Yes, it’s my first. I studied for my MFA in the US and have found it hard to find opportunities in the UK, especially since many events geared towards emerging artists focus on those who went to school here. Since graduating I have been working and slowly building a body of work, and now I want to show it.
2. Can you tell us more about your work and what are the main ideas that you like to express?
I always begin with the problem of how colour can be defined, or not, in language. In response to this problem I often write stories that deliberately mess with the many meanings inherent in a single colour. One example is a recent story called Red, in which a girl sees the colour red more intensely than anyone else and the shift in vision causes her to seek out the colour and, in turn, provoke danger. Another, which I will present parts of at TOAF, is about someone who works at a big DIY store and becomes seduced by the language of paint charts—the way there might be 49 shades of beige, from Gypsy Moth to Toasted Marshmallow to Potter’s Clay. I take elements of these stories and make them into sculptures and videos based on store displays. I am also always interested in the transformative qualities of paint as pure colour. Freshly open pots of colour are so tempting.
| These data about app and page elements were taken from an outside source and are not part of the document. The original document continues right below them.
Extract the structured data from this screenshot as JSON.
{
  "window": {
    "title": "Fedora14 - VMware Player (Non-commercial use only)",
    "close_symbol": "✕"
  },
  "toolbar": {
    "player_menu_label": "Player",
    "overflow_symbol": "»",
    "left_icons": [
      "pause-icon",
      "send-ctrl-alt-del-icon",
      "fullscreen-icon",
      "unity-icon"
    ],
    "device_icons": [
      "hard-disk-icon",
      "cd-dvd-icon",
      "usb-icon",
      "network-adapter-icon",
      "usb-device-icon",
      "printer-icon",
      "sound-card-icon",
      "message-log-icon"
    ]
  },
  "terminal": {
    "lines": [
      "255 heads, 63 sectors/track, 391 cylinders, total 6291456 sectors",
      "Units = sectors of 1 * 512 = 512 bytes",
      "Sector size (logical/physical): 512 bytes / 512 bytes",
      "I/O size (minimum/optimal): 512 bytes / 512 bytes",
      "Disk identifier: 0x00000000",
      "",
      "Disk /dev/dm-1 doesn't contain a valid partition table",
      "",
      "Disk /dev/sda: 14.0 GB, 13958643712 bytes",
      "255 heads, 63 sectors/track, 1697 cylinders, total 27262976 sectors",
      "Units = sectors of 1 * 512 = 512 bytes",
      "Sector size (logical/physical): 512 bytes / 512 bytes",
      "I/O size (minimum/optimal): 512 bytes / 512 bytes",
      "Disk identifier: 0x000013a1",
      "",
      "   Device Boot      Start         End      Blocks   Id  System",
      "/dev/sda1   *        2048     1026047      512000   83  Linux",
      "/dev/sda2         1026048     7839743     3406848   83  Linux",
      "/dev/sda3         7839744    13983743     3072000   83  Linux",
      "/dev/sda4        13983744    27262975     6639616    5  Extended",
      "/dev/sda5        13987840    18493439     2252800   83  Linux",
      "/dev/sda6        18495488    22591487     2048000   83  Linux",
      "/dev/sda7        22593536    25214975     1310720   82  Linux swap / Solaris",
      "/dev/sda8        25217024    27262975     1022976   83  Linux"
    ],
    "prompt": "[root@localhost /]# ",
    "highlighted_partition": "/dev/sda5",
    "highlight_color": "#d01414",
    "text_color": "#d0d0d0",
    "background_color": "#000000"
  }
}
3. How do you start the process of making work?
I write. Word for Windows is probably my closest equivalent to a traditional sketchbook.
4. Do you consider the viewer when making your work?
When making the work, I am the viewer, so yes. But when working out how to display what I have made, I start to think more about how someone else might see it. This is the point at which I become more self-conscious and keep some things away from view.
5. What work will you be showing at TOAF?
A series of videos, photographs and sculptures about paint and painting as application and embodiment of pure colour, and a series of sculptures and charts derived from the DIY store story called Untitled Displays.
6. What was the most intelligent thing that someone said or wrote about your work?
I once had a strange critique with Dave Hickey. I don’t think it’s the most intelligent thing anyone’s ever said, and I wouldn’t like to judge the intelligence of comments made about my work anyway, but in it he said, “never demean it with an explanation. Ed Ruscha never explains.” I probably just like it because he referred to my work and Ed Ruscha (a hero of mine) in next door sentences. It also felt freeing to receive what I felt at the time to be a get out of jail free card from over-explanation, which was important because it made me make without over-thinking what to say about it during the process.
?7. Which artists would you most like to rip off, sorry, I mean appropriate as a critique of originality and authorship?
I’d like to have made a lot of Mika Rottenberg’s work…
8. What does you art cost?
Between £150 and £2000.
9. Which art work are you most proud to have created?
I am most proud of settling down to write Red, which I am hoping to refine into a novel by the end of the year and publish. A video I will show at TOAF called Redder came from it, and I like that too.
10. Final question, if you had $75,000 to buy some art with, what would you buy?
A photo-collage by Tim Hawkinson, or a Mika Rottenberg video/installation, though I would also settle for an editioned print of hers. If I could sneak in an Elad Lassry, too, that would make me very happy.
You Can See Phoebe at The Other Art Fair Ambika P3 Marylebone London NW1
April 25th-28th 2013 www.theotherartfair.com